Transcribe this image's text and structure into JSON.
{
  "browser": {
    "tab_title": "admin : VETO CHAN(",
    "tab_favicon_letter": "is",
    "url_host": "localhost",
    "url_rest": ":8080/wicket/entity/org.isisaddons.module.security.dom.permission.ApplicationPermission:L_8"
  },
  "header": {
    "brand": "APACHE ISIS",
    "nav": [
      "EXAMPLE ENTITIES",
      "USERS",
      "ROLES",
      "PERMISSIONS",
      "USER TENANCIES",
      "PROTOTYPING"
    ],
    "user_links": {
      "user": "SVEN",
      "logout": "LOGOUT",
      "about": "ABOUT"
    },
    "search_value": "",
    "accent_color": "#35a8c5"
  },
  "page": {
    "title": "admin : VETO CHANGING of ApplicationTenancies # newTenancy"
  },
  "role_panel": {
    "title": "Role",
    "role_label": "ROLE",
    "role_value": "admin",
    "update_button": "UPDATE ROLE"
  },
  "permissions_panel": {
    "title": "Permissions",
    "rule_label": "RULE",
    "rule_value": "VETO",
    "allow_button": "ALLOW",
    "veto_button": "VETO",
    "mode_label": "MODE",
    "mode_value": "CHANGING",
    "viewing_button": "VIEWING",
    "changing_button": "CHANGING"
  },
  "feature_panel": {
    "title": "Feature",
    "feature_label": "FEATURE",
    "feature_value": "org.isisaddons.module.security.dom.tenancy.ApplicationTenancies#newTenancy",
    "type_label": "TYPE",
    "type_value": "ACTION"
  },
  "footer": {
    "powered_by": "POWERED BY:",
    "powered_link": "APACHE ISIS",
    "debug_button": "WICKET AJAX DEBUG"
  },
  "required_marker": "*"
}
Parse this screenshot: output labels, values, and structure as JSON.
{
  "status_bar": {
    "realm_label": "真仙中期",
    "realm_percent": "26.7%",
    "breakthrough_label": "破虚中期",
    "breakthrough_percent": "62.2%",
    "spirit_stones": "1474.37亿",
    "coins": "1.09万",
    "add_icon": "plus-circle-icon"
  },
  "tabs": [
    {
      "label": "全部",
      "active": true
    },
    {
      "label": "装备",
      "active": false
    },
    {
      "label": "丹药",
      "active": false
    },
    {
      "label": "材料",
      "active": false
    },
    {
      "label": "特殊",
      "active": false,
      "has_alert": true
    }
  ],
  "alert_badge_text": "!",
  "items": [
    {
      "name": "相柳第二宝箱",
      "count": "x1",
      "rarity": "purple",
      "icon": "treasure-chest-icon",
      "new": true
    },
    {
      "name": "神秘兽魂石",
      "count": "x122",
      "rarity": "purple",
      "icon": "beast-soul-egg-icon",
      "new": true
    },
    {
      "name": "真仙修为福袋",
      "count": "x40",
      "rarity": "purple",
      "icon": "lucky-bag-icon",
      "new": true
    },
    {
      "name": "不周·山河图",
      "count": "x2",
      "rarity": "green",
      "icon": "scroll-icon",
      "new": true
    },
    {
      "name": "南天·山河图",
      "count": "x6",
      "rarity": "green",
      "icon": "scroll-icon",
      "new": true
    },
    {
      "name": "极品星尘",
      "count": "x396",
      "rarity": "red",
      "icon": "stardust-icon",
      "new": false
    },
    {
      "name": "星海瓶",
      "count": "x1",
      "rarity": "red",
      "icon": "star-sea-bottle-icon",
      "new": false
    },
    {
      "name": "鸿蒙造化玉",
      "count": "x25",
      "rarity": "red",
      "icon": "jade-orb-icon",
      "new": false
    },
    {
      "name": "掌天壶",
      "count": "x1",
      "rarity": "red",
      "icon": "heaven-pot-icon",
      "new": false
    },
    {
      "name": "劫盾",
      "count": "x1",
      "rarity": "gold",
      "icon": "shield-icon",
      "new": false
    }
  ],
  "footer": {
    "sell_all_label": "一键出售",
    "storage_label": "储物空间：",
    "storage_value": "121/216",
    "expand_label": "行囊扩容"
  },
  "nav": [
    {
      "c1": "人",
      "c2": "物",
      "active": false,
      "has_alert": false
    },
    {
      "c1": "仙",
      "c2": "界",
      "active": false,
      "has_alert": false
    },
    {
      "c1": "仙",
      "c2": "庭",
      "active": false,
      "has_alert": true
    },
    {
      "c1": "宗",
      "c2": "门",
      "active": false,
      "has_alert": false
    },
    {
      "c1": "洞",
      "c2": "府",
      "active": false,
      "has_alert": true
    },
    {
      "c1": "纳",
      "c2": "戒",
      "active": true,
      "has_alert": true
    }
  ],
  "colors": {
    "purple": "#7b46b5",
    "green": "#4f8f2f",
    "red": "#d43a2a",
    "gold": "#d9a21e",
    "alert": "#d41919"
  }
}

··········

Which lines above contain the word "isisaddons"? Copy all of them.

● **Your response**:
    "url_rest": ":8080/wicket/entity/org.isisaddons.module.security.dom.permission.ApplicationPermission:L_8"
    "feature_value": "org.isisaddons.module.security.dom.tenancy.ApplicationTenancies#newTenancy",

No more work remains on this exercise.